Task input
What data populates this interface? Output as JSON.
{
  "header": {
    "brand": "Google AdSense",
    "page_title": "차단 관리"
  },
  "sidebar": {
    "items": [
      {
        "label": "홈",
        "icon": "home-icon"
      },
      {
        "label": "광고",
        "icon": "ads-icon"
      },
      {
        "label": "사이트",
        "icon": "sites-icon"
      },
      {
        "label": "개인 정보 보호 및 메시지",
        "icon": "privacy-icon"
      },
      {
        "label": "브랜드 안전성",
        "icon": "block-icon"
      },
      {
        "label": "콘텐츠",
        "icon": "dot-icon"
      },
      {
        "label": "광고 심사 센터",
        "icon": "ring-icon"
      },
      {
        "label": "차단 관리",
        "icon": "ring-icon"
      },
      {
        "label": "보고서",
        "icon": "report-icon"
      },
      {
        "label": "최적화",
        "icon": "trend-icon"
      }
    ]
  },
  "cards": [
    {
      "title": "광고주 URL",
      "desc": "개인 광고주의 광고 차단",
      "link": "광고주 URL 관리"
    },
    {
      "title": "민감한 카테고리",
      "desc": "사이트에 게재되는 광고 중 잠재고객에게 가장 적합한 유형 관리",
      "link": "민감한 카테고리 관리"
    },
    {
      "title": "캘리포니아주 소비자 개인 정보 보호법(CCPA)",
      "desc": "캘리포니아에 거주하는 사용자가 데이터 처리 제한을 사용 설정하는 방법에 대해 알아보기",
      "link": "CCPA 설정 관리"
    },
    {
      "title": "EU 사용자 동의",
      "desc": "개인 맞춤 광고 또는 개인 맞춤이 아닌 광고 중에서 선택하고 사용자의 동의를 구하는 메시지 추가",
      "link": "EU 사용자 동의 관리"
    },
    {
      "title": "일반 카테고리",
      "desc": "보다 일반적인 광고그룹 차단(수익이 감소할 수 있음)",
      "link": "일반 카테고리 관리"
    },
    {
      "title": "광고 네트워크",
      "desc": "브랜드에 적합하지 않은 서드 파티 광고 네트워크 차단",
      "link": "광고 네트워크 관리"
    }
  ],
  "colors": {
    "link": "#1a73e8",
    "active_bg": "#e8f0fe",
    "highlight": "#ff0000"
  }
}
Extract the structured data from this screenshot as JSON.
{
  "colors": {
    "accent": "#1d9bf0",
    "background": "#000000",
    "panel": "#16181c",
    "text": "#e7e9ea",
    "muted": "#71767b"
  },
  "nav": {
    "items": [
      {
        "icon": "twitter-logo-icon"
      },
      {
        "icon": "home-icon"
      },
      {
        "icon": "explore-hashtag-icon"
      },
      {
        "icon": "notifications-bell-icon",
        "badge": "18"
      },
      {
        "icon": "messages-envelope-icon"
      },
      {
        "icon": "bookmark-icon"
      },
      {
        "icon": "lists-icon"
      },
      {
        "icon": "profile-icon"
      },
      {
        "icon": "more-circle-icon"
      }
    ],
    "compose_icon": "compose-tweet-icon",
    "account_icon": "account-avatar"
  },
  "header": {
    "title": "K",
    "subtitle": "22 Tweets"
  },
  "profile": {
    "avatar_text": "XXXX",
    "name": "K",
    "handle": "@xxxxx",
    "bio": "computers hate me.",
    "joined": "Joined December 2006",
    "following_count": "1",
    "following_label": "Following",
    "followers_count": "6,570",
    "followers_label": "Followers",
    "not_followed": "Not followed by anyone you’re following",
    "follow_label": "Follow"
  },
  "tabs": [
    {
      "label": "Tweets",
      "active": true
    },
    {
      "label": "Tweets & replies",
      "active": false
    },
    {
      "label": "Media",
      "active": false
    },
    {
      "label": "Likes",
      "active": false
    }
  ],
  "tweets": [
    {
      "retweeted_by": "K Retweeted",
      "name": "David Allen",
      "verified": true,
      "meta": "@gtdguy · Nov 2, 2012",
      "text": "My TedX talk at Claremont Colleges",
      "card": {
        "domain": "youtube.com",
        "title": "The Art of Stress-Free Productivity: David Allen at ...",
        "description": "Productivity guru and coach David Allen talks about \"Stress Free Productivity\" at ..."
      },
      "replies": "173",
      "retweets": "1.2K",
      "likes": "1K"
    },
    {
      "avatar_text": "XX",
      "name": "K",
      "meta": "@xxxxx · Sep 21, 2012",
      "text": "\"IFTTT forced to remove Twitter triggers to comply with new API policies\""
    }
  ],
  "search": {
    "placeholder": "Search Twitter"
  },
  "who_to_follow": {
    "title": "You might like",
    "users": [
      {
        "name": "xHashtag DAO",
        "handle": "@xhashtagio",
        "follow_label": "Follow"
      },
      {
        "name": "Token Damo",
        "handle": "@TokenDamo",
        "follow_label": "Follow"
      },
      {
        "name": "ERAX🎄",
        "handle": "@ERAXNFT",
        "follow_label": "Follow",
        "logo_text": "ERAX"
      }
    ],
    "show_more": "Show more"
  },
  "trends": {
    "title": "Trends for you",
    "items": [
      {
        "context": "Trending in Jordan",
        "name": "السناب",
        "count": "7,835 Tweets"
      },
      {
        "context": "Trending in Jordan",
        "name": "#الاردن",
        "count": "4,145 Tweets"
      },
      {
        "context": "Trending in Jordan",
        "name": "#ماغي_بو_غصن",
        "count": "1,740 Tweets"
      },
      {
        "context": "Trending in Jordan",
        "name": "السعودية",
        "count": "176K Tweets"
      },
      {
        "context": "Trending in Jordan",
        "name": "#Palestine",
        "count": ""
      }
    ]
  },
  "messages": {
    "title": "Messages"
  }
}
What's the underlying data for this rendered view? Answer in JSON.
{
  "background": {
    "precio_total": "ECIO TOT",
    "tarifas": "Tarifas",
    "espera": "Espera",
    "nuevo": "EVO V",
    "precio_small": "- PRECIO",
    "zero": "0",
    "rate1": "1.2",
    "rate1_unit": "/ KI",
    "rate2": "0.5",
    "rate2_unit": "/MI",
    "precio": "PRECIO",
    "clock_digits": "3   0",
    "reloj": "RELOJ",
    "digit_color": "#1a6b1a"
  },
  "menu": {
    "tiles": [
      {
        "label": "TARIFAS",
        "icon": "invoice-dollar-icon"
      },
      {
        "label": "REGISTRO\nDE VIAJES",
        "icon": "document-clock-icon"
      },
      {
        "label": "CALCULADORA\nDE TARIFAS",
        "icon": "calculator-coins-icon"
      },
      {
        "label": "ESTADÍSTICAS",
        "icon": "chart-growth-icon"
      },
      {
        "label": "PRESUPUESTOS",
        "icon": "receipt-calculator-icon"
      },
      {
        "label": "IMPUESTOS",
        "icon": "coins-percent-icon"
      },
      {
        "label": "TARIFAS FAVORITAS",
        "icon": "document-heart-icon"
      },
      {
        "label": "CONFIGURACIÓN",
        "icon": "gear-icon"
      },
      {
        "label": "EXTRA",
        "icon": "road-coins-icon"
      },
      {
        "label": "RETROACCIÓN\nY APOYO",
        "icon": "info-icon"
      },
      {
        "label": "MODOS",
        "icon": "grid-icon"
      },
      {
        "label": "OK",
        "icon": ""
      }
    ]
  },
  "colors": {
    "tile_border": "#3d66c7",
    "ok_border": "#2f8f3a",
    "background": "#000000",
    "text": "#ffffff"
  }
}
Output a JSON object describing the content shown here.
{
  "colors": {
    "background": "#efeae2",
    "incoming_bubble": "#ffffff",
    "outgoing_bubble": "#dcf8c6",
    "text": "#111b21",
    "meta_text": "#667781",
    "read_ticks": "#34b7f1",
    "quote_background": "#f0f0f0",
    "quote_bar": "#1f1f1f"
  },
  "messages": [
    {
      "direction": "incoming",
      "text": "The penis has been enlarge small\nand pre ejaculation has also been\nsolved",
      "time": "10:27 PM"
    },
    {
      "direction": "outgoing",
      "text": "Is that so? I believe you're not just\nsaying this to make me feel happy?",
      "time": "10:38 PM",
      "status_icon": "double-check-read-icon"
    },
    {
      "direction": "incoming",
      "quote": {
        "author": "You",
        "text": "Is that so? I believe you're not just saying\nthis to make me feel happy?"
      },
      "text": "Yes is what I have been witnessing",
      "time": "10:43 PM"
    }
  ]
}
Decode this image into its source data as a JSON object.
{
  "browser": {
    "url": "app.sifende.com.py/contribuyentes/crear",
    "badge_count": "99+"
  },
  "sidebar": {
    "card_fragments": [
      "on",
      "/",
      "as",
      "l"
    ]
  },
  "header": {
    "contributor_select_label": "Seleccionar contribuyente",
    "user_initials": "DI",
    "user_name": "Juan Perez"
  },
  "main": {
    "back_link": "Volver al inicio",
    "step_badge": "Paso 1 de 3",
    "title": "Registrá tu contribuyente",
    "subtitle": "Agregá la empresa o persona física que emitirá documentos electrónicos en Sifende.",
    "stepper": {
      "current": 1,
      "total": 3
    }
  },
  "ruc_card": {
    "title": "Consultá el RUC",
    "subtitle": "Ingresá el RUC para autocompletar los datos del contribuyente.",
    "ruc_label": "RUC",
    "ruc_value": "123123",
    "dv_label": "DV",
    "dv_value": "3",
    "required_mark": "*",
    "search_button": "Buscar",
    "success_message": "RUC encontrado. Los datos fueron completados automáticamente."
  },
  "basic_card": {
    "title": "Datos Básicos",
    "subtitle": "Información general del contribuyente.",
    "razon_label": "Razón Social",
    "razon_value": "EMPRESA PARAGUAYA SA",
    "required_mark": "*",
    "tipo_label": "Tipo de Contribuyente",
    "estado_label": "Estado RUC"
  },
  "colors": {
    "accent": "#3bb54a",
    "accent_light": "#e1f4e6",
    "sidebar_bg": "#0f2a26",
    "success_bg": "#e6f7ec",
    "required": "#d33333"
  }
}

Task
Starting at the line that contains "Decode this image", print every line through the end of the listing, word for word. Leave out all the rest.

Problem solution
Decode this image into its source data as a JSON object.
{
  "browser": {
    "url": "app.sifende.com.py/contribuyentes/crear",
    "badge_count": "99+"
  },
  "sidebar": {
    "card_fragments": [
      "on",
      "/",
      "as",
      "l"
    ]
  },
  "header": {
    "contributor_select_label": "Seleccionar contribuyente",
    "user_initials": "DI",
    "user_name": "Juan Perez"
  },
  "main": {
    "back_link": "Volver al inicio",
    "step_badge": "Paso 1 de 3",
    "title": "Registrá tu contribuyente",
    "subtitle": "Agregá la empresa o persona física que emitirá documentos electrónicos en Sifende.",
    "stepper": {
      "current": 1,
      "total": 3
    }
  },
  "ruc_card": {
    "title": "Consultá el RUC",
    "subtitle": "Ingresá el RUC para autocompletar los datos del contribuyente.",
    "ruc_label": "RUC",
    "ruc_value": "123123",
    "dv_label": "DV",
    "dv_value": "3",
    "required_mark": "*",
    "search_button": "Buscar",
    "success_message": "RUC encontrado. Los datos fueron completados automáticamente."
  },
  "basic_card": {
    "title": "Datos Básicos",
    "subtitle": "Información general del contribuyente.",
    "razon_label": "Razón Social",
    "razon_value": "EMPRESA PARAGUAYA SA",
    "required_mark": "*",
    "tipo_label": "Tipo de Contribuyente",
    "estado_label": "Estado RUC"
  },
  "colors": {
    "accent": "#3bb54a",
    "accent_light": "#e1f4e6",
    "sidebar_bg": "#0f2a26",
    "success_bg": "#e6f7ec",
    "required": "#d33333"
  }
}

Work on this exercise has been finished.